The case at bar, is for all practical purposes, identical with that of Mulcahy v. Whitehill, D.C.Mass. 1943, 48 F. Supp. 917, 919, both as to the facts and to the law. There the contract contained the following provision: "Buyers and sellers agree that any and all questions arising out of this contract not adjusted by mutual agreement shall be settled in New York upon the demand of either party by American Arbitration Association". The Rules of said Association provided: "Each party to a submission or other agreement which provides for arbitration under these Rules, shall be deemed to have consented and shall consent that any papers, notices or process necessary or proper for the institution or continuation of an arbitration proceeding under these Rules or for the confirmation of an award and entry of judgment on an award made thereunder, including appeals therewith, may be served upon such party (a) by mail addressed to such party's last known address or (b) by personal service, within or without the state wherein arbitration is to be held, or within or without the limits of the jurisdiction of the Court having jurisdiction in the premises (whether such party be within or without the United States of America); provided that a reasonable time shall be allowed such party to appear and defend". The award and judgment were obtained in New York, and suit was brought on said judgment in the District Court of Massachusetts, in which state the defendant resided. In holding for the plaintiff, the court stated: "In the instant case, the parties agreed that questions arising out of the contract not adjusted by mutual agreement should `be settled in New York upon the demand of either party by the American Arbitration Association.' Thus, the parties consented in advance to the settlement of disputes in New York by the Association. It is my opinion that the defendant's unqualified submission of disputes to arbitration necessarily implied a submission to the Rules of Procedure of the American Arbitration Association and to the law of New York governing, such arbitration. See Gilbert v. Burnstine, supra. It follows, therefore, that the defendant, by consent, is bound, in so far as disputes arising under the contract in question are concerned, by the Association's Rules of Procedure. Paragraph XVI, set forth above, provides that each party to a submission or agreement providing for arbitration shall be deemed to have consented to service by mail or by personal service, within or without the state, of all process necesary for such arbitration or for the confirmation of an award and entry of judgment on an award. Here, service was made by the mailing of notice to the defendant's last-known address, and the defendant admitted that he received such notice."

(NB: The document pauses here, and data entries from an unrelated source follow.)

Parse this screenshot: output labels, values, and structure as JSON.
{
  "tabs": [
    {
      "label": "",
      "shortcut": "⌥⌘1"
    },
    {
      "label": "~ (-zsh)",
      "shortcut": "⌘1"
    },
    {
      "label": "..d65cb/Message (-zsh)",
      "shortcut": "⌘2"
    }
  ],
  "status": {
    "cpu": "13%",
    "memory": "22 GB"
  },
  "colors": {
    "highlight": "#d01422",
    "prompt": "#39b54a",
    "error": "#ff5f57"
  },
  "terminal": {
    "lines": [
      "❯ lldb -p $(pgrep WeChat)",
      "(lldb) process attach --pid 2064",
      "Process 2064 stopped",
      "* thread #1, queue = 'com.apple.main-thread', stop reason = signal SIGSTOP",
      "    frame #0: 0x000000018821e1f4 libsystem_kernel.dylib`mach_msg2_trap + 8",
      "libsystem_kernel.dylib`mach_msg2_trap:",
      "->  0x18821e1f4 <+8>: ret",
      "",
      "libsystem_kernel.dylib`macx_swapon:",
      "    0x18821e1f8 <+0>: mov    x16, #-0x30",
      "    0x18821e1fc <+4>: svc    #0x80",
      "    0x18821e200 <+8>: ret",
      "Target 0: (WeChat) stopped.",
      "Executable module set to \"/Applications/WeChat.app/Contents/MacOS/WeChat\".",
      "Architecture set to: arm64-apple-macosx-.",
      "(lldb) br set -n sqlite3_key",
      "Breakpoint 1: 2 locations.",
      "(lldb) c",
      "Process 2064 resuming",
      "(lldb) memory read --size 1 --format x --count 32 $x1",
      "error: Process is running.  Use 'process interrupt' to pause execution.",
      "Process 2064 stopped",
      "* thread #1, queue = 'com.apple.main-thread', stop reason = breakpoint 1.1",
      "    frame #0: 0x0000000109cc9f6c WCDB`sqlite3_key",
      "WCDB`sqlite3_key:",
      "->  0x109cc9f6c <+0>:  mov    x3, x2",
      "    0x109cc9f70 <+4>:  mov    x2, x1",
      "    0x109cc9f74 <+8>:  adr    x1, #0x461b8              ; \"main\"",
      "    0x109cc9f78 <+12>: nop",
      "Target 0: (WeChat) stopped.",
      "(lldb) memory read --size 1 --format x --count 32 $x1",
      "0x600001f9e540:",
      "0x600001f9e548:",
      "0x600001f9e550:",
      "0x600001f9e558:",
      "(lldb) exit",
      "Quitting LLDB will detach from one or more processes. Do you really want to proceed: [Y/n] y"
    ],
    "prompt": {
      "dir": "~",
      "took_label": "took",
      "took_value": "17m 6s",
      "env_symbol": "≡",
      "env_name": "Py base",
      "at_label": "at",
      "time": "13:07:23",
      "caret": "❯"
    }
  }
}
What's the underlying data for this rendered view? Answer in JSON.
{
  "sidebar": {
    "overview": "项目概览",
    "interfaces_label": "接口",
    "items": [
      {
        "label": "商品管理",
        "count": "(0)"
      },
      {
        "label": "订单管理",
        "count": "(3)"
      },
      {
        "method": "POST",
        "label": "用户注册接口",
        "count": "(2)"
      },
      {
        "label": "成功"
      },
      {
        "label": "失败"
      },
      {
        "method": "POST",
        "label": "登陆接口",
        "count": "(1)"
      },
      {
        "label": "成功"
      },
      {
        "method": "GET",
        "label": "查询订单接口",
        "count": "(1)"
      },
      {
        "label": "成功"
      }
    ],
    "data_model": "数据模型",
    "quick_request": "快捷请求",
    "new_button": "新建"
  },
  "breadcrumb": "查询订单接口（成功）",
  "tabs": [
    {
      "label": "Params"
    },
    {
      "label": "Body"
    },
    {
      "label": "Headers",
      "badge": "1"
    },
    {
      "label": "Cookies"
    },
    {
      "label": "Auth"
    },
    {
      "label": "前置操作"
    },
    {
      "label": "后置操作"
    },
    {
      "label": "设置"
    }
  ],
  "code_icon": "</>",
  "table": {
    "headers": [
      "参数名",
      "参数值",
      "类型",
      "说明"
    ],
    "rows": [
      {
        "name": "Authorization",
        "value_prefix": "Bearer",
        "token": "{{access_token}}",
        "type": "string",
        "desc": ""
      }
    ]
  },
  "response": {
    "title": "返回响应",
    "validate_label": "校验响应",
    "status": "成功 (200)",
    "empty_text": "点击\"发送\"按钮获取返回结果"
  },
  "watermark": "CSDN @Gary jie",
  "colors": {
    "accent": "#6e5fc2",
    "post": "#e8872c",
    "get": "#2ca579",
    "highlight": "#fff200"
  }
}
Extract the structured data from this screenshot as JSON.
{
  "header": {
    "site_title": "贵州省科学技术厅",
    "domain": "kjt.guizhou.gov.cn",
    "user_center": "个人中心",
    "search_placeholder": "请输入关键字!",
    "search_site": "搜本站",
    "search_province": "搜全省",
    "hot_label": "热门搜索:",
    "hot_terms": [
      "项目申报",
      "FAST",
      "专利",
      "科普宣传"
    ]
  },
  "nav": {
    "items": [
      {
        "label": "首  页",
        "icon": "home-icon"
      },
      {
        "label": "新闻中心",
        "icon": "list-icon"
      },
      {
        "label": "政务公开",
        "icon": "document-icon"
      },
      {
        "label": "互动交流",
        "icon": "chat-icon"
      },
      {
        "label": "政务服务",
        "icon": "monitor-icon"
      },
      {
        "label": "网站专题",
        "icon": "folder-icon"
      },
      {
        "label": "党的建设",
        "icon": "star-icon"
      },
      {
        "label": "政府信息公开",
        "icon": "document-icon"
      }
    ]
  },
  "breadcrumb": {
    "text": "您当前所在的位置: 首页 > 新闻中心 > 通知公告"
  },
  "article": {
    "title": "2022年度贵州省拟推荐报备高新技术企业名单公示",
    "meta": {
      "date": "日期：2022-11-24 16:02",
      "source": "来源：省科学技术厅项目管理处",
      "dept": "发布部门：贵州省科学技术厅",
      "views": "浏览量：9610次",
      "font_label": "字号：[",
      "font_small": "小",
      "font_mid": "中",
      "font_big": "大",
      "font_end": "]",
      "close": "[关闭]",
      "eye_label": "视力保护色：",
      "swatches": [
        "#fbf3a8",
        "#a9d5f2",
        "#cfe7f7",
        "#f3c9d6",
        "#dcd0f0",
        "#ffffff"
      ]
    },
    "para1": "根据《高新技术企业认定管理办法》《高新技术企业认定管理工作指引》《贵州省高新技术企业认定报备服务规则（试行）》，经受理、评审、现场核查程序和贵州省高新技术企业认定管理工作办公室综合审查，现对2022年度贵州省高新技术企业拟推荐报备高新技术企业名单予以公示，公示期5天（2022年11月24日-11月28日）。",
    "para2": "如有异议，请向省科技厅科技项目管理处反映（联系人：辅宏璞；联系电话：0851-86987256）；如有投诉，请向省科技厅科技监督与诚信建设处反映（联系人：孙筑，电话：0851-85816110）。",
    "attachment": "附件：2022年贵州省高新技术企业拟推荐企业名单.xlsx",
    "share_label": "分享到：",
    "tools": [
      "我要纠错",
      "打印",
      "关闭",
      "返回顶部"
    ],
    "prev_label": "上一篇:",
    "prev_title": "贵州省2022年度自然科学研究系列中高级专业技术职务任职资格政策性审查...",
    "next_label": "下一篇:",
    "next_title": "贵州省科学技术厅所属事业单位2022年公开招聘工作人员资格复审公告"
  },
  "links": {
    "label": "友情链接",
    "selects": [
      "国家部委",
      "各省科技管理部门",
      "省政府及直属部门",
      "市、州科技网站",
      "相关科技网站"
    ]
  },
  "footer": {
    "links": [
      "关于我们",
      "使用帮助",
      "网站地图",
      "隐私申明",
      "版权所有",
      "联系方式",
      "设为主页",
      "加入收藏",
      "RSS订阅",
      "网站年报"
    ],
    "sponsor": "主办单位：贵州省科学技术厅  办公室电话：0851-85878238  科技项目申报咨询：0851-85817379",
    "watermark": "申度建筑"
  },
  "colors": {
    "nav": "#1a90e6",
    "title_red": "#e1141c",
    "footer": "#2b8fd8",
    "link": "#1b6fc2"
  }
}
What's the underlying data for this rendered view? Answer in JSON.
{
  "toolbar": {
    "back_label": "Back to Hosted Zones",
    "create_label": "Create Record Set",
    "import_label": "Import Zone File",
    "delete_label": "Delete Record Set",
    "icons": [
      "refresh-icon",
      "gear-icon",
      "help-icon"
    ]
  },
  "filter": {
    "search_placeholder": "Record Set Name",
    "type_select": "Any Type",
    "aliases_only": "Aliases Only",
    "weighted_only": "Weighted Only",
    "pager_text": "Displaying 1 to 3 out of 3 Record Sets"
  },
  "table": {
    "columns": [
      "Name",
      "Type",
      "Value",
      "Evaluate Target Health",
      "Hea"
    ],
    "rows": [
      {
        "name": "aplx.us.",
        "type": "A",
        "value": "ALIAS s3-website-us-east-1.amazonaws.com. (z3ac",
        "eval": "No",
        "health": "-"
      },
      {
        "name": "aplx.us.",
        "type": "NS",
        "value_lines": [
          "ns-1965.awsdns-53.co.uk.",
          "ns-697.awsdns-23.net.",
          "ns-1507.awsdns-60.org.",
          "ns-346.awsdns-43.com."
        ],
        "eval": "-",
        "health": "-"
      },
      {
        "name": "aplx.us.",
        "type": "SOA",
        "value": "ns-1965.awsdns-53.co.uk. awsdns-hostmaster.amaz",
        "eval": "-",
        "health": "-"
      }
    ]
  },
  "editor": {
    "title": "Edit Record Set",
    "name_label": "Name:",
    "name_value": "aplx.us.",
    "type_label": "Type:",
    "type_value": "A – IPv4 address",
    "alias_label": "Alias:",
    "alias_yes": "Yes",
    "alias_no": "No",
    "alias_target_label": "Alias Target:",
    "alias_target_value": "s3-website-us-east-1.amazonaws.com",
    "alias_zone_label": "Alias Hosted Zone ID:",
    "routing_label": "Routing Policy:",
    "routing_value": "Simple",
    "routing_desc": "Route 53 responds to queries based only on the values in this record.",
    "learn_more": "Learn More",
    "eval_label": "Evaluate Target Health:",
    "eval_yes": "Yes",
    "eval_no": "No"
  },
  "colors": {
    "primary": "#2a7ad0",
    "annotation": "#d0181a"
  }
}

For the foregoing reasons, defendant's motion for summary judgment is denied, and plaintiff's motion for summary judgment is granted. Accordingly, judgment will, therefore, enter in favor of plaintiff.

19500214

© 1992-2003 VersusLaw Inc.



Buy This Entire Record For $7.95

Official citation and/or docket number and footnotes (if any) for this case available with purchase.

Learn more about what you receive with purchase of this case.